The task: Since the entries below must stay intact, return each one exactly.

Records from a data collection:
• • • • • • •

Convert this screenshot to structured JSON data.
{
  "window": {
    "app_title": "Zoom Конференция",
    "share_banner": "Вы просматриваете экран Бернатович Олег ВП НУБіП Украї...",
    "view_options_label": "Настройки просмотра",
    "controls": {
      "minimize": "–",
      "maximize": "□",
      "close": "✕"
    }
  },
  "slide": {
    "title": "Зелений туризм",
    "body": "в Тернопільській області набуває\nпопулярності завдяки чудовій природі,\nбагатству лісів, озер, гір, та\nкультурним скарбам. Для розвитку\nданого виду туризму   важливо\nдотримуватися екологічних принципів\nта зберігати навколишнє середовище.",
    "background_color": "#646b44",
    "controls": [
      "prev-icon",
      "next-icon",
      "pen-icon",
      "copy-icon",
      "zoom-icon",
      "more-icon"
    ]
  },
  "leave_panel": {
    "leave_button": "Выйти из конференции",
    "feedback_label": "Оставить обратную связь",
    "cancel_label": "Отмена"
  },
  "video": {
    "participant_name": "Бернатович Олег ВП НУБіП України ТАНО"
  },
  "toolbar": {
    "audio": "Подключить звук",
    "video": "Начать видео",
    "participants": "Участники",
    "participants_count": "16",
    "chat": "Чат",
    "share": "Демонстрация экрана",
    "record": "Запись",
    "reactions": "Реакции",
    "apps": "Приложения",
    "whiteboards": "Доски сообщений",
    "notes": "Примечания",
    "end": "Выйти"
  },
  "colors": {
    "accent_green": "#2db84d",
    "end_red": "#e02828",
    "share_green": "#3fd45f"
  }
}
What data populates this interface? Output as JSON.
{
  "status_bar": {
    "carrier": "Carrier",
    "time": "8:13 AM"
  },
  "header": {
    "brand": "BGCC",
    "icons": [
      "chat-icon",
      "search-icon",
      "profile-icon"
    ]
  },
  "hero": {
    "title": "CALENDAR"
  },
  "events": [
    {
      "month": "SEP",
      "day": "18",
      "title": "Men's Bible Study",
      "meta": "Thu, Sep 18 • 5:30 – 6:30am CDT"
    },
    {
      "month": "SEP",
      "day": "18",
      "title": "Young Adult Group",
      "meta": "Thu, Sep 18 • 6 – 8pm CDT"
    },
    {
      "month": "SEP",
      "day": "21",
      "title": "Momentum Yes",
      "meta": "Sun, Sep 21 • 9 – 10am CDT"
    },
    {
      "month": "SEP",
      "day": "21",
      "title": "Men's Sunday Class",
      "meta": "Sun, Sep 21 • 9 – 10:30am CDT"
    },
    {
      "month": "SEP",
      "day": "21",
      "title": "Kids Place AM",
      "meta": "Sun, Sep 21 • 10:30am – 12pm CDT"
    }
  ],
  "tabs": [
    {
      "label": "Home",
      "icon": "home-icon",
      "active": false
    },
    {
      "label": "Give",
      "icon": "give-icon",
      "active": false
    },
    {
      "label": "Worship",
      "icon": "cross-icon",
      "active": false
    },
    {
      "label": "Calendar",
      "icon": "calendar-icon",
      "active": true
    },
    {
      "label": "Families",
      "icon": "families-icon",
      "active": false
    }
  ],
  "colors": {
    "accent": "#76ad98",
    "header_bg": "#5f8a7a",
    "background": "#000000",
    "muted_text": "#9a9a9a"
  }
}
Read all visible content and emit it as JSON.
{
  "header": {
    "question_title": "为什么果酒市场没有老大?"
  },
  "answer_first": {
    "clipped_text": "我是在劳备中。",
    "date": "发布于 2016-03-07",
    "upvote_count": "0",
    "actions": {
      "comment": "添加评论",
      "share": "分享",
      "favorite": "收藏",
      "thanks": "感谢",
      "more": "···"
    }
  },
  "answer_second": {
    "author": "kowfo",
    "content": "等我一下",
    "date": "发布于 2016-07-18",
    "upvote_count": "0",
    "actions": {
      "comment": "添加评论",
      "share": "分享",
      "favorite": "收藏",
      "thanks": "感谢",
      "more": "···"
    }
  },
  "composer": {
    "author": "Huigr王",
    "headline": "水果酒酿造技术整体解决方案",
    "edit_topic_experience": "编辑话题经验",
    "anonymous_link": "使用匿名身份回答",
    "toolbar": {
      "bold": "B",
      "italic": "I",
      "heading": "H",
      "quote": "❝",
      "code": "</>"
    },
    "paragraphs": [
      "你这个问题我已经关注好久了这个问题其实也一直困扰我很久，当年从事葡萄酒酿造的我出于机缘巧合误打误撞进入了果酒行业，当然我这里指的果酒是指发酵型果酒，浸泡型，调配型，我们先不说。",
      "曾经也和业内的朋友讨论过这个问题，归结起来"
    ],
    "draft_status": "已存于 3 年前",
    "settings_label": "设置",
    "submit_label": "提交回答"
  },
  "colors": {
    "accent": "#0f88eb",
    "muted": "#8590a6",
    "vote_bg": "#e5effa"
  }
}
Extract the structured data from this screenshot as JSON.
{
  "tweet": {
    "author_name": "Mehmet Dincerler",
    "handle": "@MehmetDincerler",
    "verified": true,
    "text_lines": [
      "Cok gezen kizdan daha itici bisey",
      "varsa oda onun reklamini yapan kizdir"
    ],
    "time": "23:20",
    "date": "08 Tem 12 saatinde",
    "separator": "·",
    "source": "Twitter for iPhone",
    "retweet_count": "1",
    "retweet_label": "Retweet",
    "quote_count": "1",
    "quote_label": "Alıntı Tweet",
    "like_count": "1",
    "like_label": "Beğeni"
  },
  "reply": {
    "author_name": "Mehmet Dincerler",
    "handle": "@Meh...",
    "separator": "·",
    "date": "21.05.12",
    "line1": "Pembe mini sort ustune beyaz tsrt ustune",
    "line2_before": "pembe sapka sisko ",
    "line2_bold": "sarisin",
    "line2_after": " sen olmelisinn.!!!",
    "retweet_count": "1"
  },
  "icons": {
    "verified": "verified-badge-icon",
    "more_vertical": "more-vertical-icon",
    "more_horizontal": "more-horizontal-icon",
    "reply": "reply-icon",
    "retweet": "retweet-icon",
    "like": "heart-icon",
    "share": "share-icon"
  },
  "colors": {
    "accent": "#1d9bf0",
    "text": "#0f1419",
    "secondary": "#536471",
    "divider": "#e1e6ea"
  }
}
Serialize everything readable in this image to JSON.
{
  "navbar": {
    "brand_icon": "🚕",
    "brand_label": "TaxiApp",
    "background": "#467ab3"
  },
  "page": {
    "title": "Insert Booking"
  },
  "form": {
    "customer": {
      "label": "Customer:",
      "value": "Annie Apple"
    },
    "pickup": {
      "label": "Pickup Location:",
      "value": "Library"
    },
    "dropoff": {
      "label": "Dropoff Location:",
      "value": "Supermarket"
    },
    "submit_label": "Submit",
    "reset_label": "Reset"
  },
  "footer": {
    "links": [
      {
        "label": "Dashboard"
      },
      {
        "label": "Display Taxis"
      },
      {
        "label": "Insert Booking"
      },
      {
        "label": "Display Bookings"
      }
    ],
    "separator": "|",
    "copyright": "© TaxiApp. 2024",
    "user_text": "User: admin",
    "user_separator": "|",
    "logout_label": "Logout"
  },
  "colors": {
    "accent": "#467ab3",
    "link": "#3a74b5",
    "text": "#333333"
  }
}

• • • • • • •

Result:
Convert this screenshot to structured JSON data.
{
  "window": {
    "app_title": "Zoom Конференция",
    "share_banner": "Вы просматриваете экран Бернатович Олег ВП НУБіП Украї...",
    "view_options_label": "Настройки просмотра",
    "controls": {
      "minimize": "–",
      "maximize": "□",
      "close": "✕"
    }
  },
  "slide": {
    "title": "Зелений туризм",
    "body": "в Тернопільській області набуває\nпопулярності завдяки чудовій природі,\nбагатству лісів, озер, гір, та\nкультурним скарбам. Для розвитку\nданого виду туризму   важливо\nдотримуватися екологічних принципів\nта зберігати навколишнє середовище.",
    "background_color": "#646b44",
    "controls": [
      "prev-icon",
      "next-icon",
      "pen-icon",
      "copy-icon",
      "zoom-icon",
      "more-icon"
    ]
  },
  "leave_panel": {
    "leave_button": "Выйти из конференции",
    "feedback_label": "Оставить обратную связь",
    "cancel_label": "Отмена"
  },
  "video": {
    "participant_name": "Бернатович Олег ВП НУБіП України ТАНО"
  },
  "toolbar": {
    "audio": "Подключить звук",
    "video": "Начать видео",
    "participants": "Участники",
    "participants_count": "16",
    "chat": "Чат",
    "share": "Демонстрация экрана",
    "record": "Запись",
    "reactions": "Реакции",
    "apps": "Приложения",
    "whiteboards": "Доски сообщений",
    "notes": "Примечания",
    "end": "Выйти"
  },
  "colors": {
    "accent_green": "#2db84d",
    "end_red": "#e02828",
    "share_green": "#3fd45f"
  }
}
What data populates this interface? Output as JSON.
{
  "status_bar": {
    "carrier": "Carrier",
    "time": "8:13 AM"
  },
  "header": {
    "brand": "BGCC",
    "icons": [
      "chat-icon",
      "search-icon",
      "profile-icon"
    ]
  },
  "hero": {
    "title": "CALENDAR"
  },
  "events": [
    {
      "month": "SEP",
      "day": "18",
      "title": "Men's Bible Study",
      "meta": "Thu, Sep 18 • 5:30 – 6:30am CDT"
    },
    {
      "month": "SEP",
      "day": "18",
      "title": "Young Adult Group",
      "meta": "Thu, Sep 18 • 6 – 8pm CDT"
    },
    {
      "month": "SEP",
      "day": "21",
      "title": "Momentum Yes",
      "meta": "Sun, Sep 21 • 9 – 10am CDT"
    },
    {
      "month": "SEP",
      "day": "21",
      "title": "Men's Sunday Class",
      "meta": "Sun, Sep 21 • 9 – 10:30am CDT"
    },
    {
      "month": "SEP",
      "day": "21",
      "title": "Kids Place AM",
      "meta": "Sun, Sep 21 • 10:30am – 12pm CDT"
    }
  ],
  "tabs": [
    {
      "label": "Home",
      "icon": "home-icon",
      "active": false
    },
    {
      "label": "Give",
      "icon": "give-icon",
      "active": false
    },
    {
      "label": "Worship",
      "icon": "cross-icon",
      "active": false
    },
    {
      "label": "Calendar",
      "icon": "calendar-icon",
      "active": true
    },
    {
      "label": "Families",
      "icon": "families-icon",
      "active": false
    }
  ],
  "colors": {
    "accent": "#76ad98",
    "header_bg": "#5f8a7a",
    "background": "#000000",
    "muted_text": "#9a9a9a"
  }
}
Read all visible content and emit it as JSON.
{
  "header": {
    "question_title": "为什么果酒市场没有老大?"
  },
  "answer_first": {
    "clipped_text": "我是在劳备中。",
    "date": "发布于 2016-03-07",
    "upvote_count": "0",
    "actions": {
      "comment": "添加评论",
      "share": "分享",
      "favorite": "收藏",
      "thanks": "感谢",
      "more": "···"
    }
  },
  "answer_second": {
    "author": "kowfo",
    "content": "等我一下",
    "date": "发布于 2016-07-18",
    "upvote_count": "0",
    "actions": {
      "comment": "添加评论",
      "share": "分享",
      "favorite": "收藏",
      "thanks": "感谢",
      "more": "···"
    }
  },
  "composer": {
    "author": "Huigr王",
    "headline": "水果酒酿造技术整体解决方案",
    "edit_topic_experience": "编辑话题经验",
    "anonymous_link": "使用匿名身份回答",
    "toolbar": {
      "bold": "B",
      "italic": "I",
      "heading": "H",
      "quote": "❝",
      "code": "</>"
    },
    "paragraphs": [
      "你这个问题我已经关注好久了这个问题其实也一直困扰我很久，当年从事葡萄酒酿造的我出于机缘巧合误打误撞进入了果酒行业，当然我这里指的果酒是指发酵型果酒，浸泡型，调配型，我们先不说。",
      "曾经也和业内的朋友讨论过这个问题，归结起来"
    ],
    "draft_status": "已存于 3 年前",
    "settings_label": "设置",
    "submit_label": "提交回答"
  },
  "colors": {
    "accent": "#0f88eb",
    "muted": "#8590a6",
    "vote_bg": "#e5effa"
  }
}
Extract the structured data from this screenshot as JSON.
{
  "tweet": {
    "author_name": "Mehmet Dincerler",
    "handle": "@MehmetDincerler",
    "verified": true,
    "text_lines": [
      "Cok gezen kizdan daha itici bisey",
      "varsa oda onun reklamini yapan kizdir"
    ],
    "time": "23:20",
    "date": "08 Tem 12 saatinde",
    "separator": "·",
    "source": "Twitter for iPhone",
    "retweet_count": "1",
    "retweet_label": "Retweet",
    "quote_count": "1",
    "quote_label": "Alıntı Tweet",
    "like_count": "1",
    "like_label": "Beğeni"
  },
  "reply": {
    "author_name": "Mehmet Dincerler",
    "handle": "@Meh...",
    "separator": "·",
    "date": "21.05.12",
    "line1": "Pembe mini sort ustune beyaz tsrt ustune",
    "line2_before": "pembe sapka sisko ",
    "line2_bold": "sarisin",
    "line2_after": " sen olmelisinn.!!!",
    "retweet_count": "1"
  },
  "icons": {
    "verified": "verified-badge-icon",
    "more_vertical": "more-vertical-icon",
    "more_horizontal": "more-horizontal-icon",
    "reply": "reply-icon",
    "retweet": "retweet-icon",
    "like": "heart-icon",
    "share": "share-icon"
  },
  "colors": {
    "accent": "#1d9bf0",
    "text": "#0f1419",
    "secondary": "#536471",
    "divider": "#e1e6ea"
  }
}
Serialize everything readable in this image to JSON.
{
  "navbar": {
    "brand_icon": "🚕",
    "brand_label": "TaxiApp",
    "background": "#467ab3"
  },
  "page": {
    "title": "Insert Booking"
  },
  "form": {
    "customer": {
      "label": "Customer:",
      "value": "Annie Apple"
    },
    "pickup": {
      "label": "Pickup Location:",
      "value": "Library"
    },
    "dropoff": {
      "label": "Dropoff Location:",
      "value": "Supermarket"
    },
    "submit_label": "Submit",
    "reset_label": "Reset"
  },
  "footer": {
    "links": [
      {
        "label": "Dashboard"
      },
      {
        "label": "Display Taxis"
      },
      {
        "label": "Insert Booking"
      },
      {
        "label": "Display Bookings"
      }
    ],
    "separator": "|",
    "copyright": "© TaxiApp. 2024",
    "user_text": "User: admin",
    "user_separator": "|",
    "logout_label": "Logout"
  },
  "colors": {
    "accent": "#467ab3",
    "link": "#3a74b5",
    "text": "#333333"
  }
}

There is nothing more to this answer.